* [What you are asked to do]: Wherever a line of the data contains "true", copy that line.

(Dataset excerpts)
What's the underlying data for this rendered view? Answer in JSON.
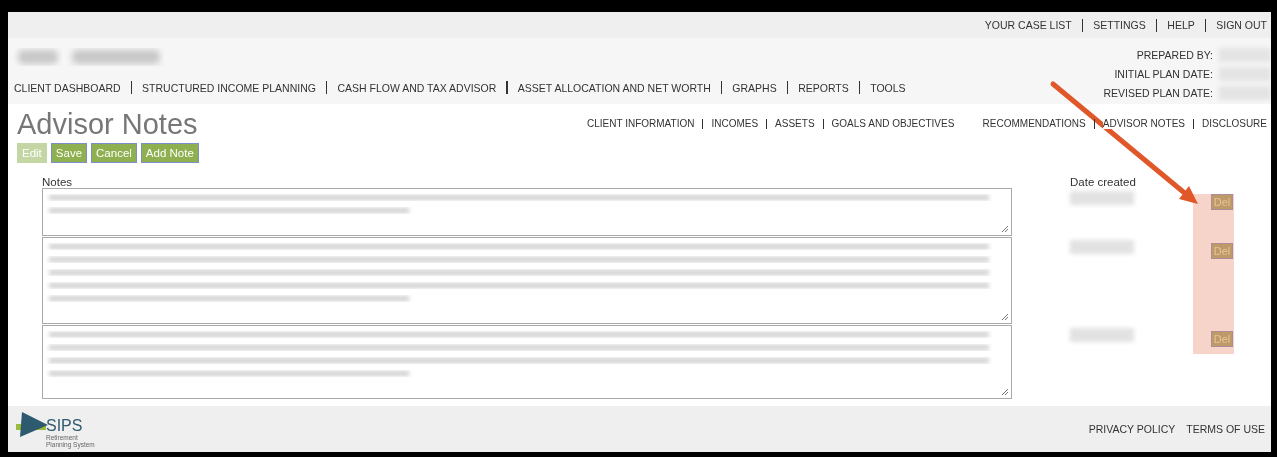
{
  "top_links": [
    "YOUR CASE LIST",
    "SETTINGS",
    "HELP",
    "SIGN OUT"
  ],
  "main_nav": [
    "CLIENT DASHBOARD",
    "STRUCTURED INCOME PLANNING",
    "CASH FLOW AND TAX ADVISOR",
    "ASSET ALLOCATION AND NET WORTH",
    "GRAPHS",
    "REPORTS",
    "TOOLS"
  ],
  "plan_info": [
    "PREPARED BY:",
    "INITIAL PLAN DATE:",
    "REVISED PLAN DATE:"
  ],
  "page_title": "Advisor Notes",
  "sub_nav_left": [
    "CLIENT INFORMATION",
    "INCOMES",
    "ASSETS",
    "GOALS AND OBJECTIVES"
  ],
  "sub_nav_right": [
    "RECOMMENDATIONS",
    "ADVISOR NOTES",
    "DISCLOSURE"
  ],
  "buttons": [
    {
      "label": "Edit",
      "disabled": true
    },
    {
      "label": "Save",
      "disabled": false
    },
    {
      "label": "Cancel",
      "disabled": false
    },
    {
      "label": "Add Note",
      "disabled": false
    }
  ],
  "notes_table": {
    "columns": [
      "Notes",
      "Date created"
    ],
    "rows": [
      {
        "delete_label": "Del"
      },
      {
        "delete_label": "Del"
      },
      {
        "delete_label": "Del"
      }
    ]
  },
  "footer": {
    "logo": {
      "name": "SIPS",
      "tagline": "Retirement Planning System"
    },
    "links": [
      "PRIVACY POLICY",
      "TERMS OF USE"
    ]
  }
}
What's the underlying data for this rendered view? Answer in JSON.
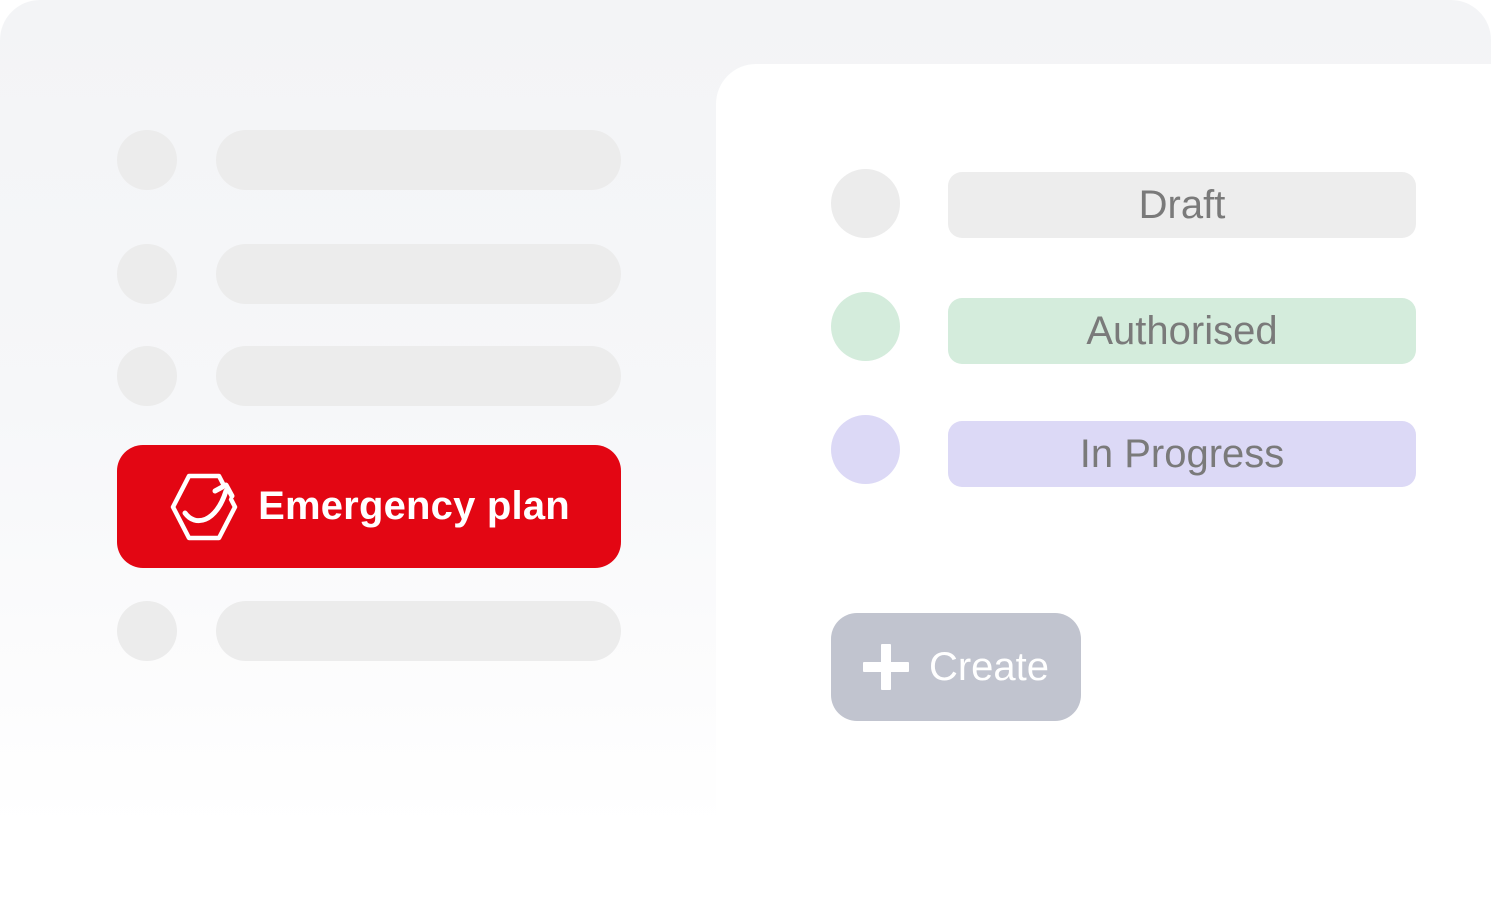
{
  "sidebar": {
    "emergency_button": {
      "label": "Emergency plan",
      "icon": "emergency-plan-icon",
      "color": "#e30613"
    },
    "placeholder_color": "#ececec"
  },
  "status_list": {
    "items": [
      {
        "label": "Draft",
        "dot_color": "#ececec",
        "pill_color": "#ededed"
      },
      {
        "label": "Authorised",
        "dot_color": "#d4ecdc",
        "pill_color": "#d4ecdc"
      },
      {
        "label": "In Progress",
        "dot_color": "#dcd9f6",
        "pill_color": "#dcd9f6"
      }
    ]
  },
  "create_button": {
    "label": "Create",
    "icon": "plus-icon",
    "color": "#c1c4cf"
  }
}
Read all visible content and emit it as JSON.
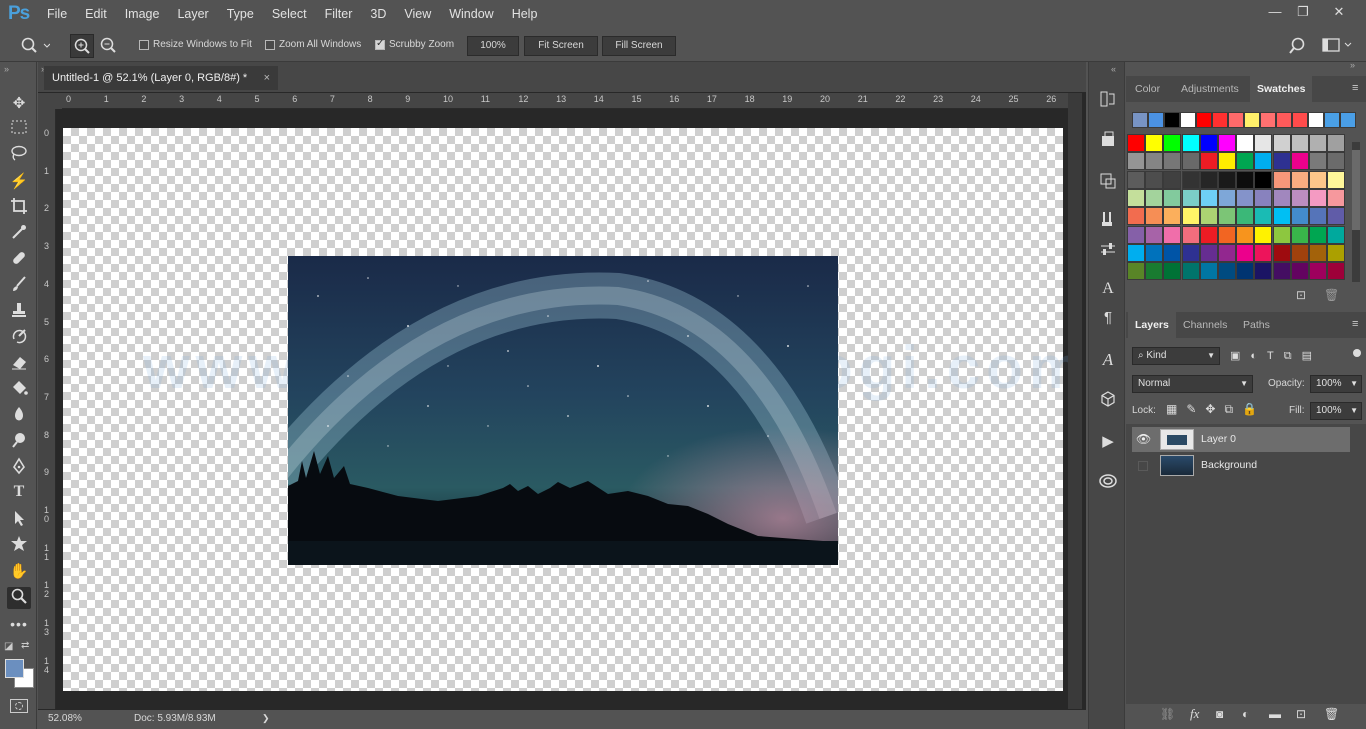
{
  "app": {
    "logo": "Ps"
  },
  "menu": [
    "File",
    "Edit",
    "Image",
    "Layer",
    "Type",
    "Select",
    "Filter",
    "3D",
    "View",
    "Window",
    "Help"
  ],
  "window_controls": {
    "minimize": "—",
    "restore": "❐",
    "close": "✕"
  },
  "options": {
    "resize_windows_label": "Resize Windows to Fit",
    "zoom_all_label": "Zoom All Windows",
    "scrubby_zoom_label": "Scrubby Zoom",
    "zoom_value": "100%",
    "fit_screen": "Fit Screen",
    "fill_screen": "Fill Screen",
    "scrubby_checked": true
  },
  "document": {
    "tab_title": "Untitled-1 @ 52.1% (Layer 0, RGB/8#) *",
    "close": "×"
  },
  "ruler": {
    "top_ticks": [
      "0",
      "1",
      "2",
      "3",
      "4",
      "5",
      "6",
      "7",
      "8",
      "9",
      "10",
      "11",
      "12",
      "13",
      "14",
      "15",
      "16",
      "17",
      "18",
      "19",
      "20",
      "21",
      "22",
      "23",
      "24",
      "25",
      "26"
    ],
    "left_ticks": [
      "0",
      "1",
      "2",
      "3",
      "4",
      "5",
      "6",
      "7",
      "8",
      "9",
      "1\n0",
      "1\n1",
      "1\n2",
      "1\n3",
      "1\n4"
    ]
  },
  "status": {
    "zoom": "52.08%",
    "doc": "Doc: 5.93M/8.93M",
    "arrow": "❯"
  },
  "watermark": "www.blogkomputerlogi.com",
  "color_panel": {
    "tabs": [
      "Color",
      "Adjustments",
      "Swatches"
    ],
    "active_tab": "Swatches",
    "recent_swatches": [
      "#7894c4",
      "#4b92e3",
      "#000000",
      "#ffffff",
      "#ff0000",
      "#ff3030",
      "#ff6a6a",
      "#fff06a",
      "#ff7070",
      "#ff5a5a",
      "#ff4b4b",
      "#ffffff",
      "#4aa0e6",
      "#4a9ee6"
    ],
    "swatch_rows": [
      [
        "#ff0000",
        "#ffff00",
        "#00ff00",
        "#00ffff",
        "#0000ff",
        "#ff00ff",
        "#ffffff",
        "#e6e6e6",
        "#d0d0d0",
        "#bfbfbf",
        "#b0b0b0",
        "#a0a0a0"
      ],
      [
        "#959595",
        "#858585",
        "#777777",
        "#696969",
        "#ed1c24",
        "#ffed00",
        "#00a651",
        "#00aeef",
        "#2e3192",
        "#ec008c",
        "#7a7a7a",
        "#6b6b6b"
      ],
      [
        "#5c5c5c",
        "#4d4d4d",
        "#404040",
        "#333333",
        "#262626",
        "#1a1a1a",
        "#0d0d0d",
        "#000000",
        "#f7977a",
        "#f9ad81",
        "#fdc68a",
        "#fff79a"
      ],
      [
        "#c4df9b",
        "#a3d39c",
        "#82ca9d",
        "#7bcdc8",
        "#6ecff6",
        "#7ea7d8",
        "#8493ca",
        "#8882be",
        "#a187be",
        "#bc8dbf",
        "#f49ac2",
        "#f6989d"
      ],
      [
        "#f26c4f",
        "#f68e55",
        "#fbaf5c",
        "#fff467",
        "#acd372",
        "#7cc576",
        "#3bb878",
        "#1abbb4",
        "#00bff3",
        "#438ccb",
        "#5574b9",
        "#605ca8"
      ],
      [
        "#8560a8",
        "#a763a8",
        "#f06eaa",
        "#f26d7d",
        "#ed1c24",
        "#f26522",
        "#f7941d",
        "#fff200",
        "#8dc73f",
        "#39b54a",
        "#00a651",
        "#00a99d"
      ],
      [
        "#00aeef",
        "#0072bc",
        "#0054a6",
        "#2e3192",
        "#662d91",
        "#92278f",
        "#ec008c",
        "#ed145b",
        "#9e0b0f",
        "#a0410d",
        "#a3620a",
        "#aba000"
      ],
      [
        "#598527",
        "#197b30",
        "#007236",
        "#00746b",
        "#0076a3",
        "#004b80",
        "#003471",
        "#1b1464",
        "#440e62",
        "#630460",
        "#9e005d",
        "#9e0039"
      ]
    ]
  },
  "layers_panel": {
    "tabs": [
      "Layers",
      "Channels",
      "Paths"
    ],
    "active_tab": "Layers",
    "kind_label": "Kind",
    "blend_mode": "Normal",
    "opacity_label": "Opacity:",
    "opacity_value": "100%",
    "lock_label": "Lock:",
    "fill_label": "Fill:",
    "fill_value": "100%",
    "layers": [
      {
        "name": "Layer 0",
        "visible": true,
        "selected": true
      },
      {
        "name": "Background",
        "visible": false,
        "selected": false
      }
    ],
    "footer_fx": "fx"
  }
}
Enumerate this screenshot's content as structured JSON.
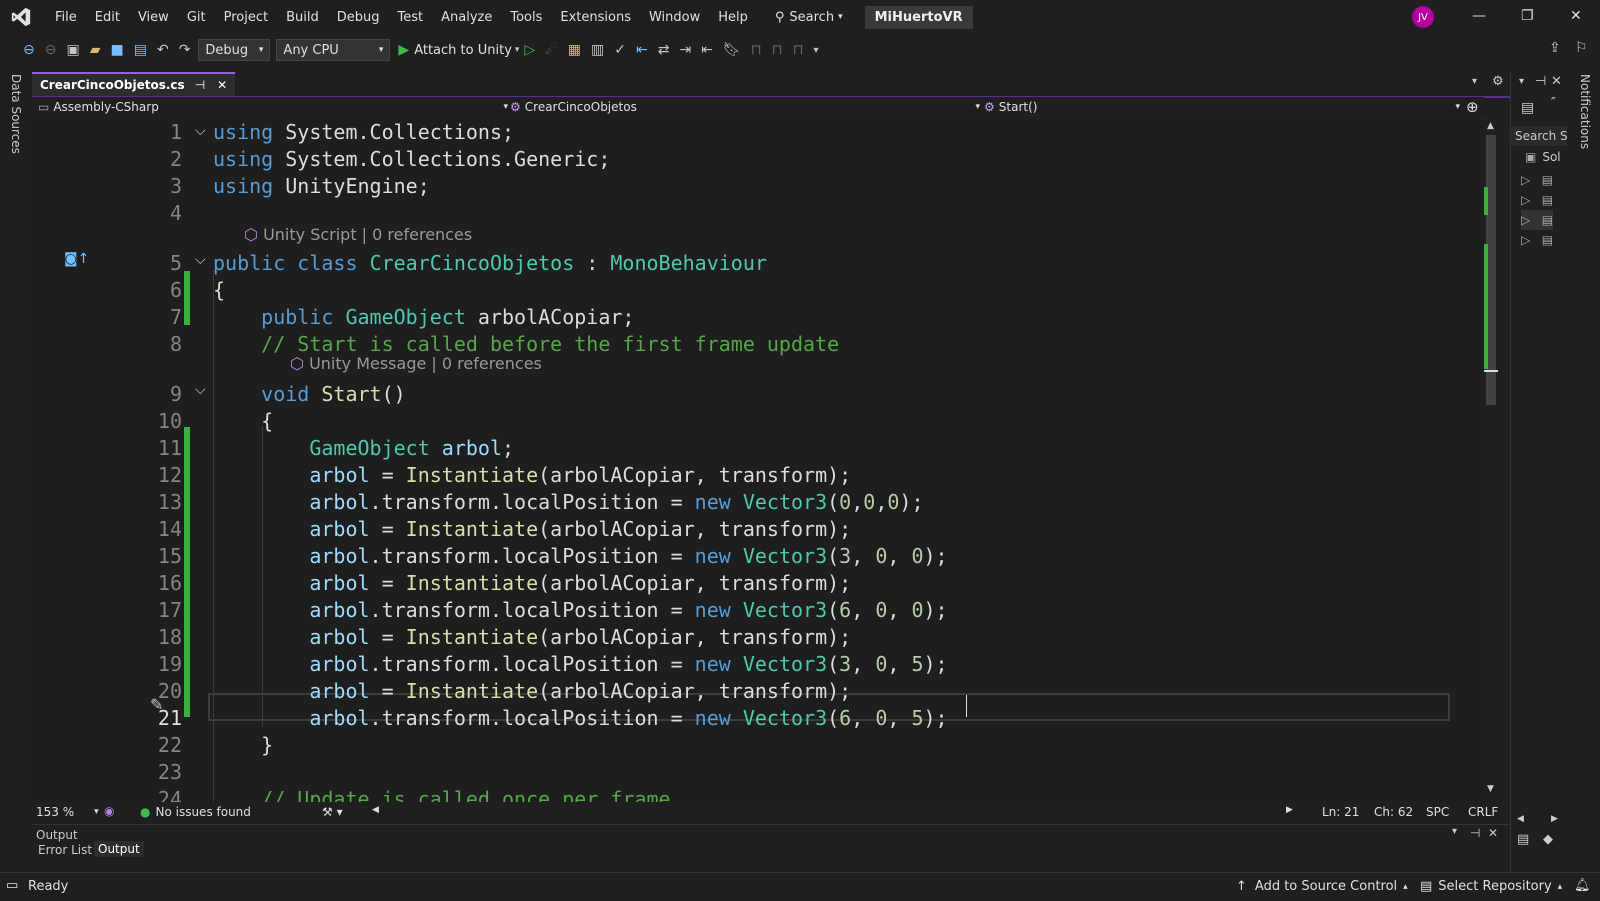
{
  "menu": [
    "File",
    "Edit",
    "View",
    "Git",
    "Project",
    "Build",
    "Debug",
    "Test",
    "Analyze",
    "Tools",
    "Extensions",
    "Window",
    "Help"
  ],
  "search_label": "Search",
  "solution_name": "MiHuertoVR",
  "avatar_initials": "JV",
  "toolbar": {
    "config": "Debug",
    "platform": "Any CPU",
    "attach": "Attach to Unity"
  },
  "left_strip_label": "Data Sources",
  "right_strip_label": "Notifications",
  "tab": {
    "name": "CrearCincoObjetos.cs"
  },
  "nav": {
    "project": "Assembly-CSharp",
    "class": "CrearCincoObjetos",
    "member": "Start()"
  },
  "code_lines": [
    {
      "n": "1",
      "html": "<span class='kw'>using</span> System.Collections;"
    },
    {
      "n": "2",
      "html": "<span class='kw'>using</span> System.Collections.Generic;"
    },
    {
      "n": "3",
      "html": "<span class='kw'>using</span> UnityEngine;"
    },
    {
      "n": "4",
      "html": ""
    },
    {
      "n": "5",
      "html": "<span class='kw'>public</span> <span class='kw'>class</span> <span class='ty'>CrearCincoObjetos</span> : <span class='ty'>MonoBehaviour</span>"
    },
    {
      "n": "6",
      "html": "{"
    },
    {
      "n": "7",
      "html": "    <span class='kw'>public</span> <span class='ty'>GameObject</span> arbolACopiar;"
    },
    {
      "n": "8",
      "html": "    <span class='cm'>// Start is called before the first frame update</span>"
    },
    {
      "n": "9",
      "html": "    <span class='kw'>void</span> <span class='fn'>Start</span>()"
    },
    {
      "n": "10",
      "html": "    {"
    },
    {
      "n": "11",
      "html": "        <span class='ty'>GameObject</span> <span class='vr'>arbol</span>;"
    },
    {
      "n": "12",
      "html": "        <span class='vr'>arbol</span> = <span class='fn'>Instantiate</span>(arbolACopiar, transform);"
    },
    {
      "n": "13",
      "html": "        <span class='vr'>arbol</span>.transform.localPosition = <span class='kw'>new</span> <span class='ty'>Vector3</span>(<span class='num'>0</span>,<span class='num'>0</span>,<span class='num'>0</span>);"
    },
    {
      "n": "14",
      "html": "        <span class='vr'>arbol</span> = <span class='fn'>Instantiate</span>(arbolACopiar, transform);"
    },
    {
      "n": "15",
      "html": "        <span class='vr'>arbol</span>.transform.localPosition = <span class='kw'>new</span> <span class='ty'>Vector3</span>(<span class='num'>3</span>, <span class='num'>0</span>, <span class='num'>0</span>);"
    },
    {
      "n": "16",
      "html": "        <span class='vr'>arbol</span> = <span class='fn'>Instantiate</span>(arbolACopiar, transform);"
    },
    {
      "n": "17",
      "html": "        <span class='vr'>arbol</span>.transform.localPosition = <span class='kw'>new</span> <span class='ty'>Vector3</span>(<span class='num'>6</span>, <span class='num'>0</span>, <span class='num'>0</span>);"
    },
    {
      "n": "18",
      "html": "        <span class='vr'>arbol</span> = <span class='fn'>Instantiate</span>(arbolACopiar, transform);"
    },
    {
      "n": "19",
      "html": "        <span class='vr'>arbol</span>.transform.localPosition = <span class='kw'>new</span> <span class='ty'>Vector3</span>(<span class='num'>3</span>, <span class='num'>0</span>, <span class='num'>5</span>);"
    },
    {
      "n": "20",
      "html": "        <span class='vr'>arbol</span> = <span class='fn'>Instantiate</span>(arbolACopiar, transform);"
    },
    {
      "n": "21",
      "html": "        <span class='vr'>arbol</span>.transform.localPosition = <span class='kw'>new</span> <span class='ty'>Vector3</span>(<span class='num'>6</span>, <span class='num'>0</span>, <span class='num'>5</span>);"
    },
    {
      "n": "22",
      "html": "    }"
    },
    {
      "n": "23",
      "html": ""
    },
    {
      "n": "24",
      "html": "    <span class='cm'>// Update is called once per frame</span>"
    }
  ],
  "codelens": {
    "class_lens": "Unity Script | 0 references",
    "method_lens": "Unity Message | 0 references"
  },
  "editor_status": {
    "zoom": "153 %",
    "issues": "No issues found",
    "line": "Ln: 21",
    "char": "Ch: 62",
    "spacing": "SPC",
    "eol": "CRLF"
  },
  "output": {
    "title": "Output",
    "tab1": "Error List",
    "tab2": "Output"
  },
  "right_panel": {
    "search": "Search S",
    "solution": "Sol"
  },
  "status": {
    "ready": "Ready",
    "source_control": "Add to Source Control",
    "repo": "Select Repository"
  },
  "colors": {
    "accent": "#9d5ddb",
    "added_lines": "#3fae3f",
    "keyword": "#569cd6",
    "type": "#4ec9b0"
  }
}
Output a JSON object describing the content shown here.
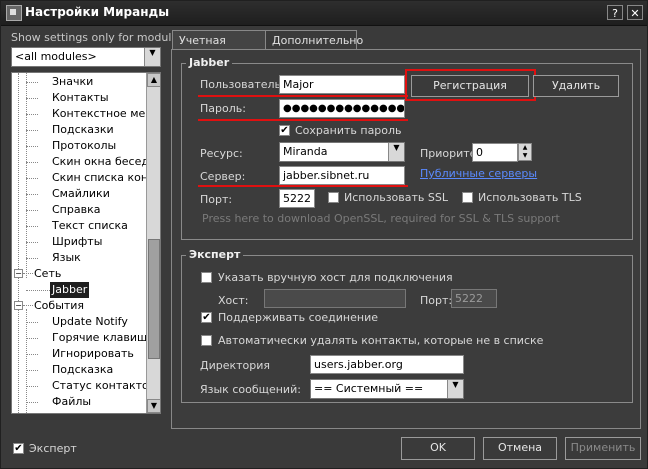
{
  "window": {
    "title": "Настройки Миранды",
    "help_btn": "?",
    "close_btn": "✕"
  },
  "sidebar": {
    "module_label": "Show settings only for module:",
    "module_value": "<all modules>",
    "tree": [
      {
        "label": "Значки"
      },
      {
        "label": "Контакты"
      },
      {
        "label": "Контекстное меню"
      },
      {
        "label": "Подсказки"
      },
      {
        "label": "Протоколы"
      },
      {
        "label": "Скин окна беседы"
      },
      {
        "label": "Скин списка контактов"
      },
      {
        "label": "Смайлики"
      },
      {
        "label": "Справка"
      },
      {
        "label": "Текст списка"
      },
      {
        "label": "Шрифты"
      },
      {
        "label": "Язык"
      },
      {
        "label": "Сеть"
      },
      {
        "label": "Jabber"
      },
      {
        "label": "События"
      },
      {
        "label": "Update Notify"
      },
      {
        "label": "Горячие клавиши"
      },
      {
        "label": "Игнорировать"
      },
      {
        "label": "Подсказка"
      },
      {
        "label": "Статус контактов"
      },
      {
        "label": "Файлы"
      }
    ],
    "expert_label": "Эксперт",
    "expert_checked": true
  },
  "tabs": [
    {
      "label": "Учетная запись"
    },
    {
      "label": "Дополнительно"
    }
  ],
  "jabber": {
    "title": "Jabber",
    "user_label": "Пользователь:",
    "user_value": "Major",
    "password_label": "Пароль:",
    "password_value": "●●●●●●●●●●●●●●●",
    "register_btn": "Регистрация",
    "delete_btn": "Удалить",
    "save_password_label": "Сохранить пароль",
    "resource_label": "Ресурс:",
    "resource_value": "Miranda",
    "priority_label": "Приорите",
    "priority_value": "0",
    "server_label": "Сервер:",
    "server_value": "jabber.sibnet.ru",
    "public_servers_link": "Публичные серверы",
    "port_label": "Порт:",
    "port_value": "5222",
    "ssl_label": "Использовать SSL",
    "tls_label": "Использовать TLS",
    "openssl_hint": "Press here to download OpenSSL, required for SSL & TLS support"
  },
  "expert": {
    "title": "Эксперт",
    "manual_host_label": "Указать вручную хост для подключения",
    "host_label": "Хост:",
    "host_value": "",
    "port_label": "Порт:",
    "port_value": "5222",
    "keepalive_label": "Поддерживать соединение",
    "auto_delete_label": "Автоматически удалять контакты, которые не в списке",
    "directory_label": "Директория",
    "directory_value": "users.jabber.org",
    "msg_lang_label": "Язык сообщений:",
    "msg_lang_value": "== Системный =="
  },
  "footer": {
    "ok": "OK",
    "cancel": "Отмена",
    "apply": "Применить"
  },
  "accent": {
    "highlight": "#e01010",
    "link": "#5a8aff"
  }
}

* [Problem solution]:
      "disabled": true
    "scrubby_checked": true
        "visible": true,
        "selected": true
    "expert_checked": true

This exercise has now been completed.